The sheriff’s department in Chelan County, east of Seattle, figured it could use an armored vehicle to transport its SWAT team’s response to thorny situations, thereby erasing the fear of taking fire as they sped into active shooter or barricade incidents.
When they asked the feds for a military vehicle, the Pentagon insisted they take three of them — armored, tracked vehicles designed to carry a 107 millimeter mortar, but which had the weapons removed to make it more suitable for police use.
That was more than 14 years ago.
The sheriff’s office now wants to return the assault vehicles, which technically are still owned by the Pentagon. But shipping 10-ton trucks has proven to be a logistics nightmare, and the county may end up having to absorb the cost.
“We don’t care; we just want to get rid of them,” said Undersheriff John Wisemore. “We realized they weren’t as safe for what we were going to be using them for.”
He isn’t alone.
Tucson Police have garaged two 10-ton carriers that they got from the Pentagon in 1996. The pair of tracked assault vehicles were built to carry antitank defense missile systems but had the armaments removed.
He said the department had upgraded to a modern SWAT vehicle “that looks less like a tank. It looks like a bank truck,” he said.
Two decades after Congress authorized the Department of Defense to supply military equipment to local, state and federal agencies for “law enforcement activities,” police departments find themselves saddled with an array of outdated military hardware and accused of becoming militarized.
Now the Section 1033 transfer program is under intense scrutiny in the aftermath of this month’s standoffs between police and protesters in Ferguson, Missouri.
President Obama has ordered a White House review of the program, and lawmakers on Capitol Hill have introduced legislation to scale it back, ending transfer of what he called “aggressive military equipment” and insisting that everything that has been sent out be accounted for.
That accountability is lacking, at least for the public.

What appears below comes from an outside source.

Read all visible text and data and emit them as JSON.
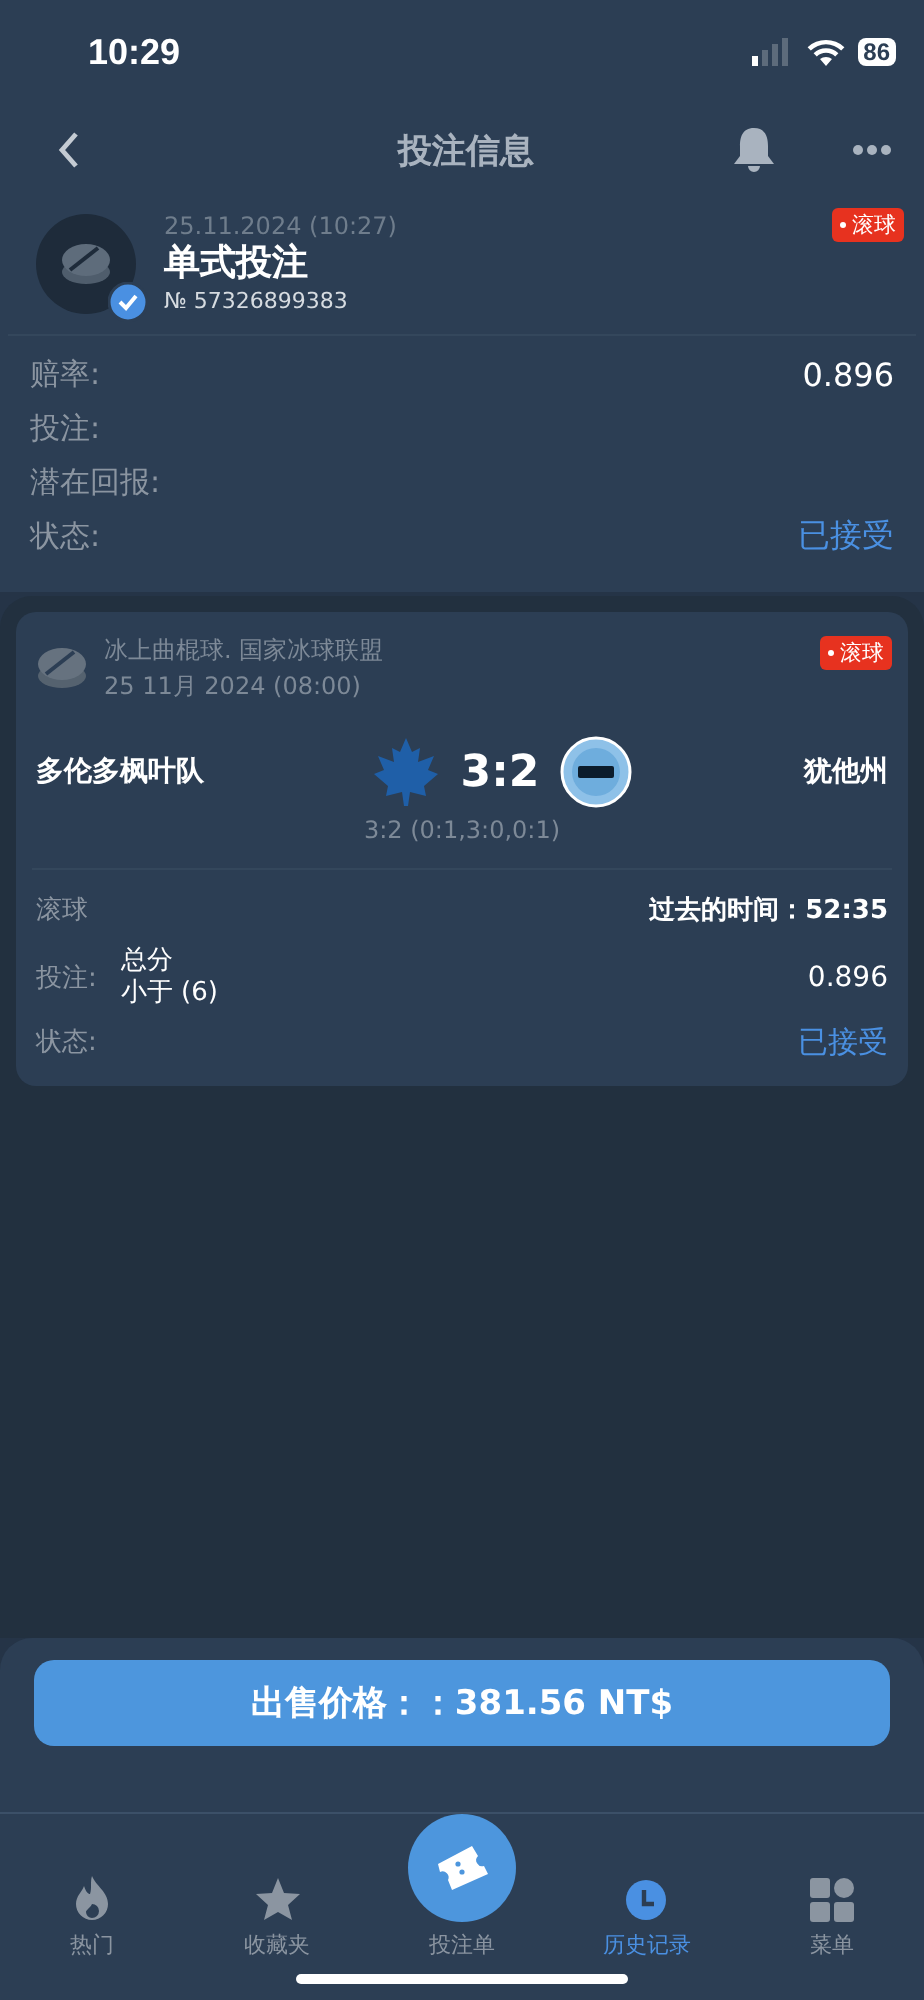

The Defense Department last week released a massive set of data detailing every transfer the Pentagon made to law enforcement agencies dating back to 1991. But the data only sparked new questions and confusion, because it didn’t list the agencies that were receiving the most lethal or intimidating military equipment.
A Washington Times investigation found a number of departments complaining about the heavy armored vehicles that have been transferred, finding them to be overkill for the jobs local law enforcement needs to do. But despite those hiccups, departments say they’re thrilled with the program as a whole, particularly because of the weapons that the officers and deputies say put them on even footing with the residents they are trying to protect.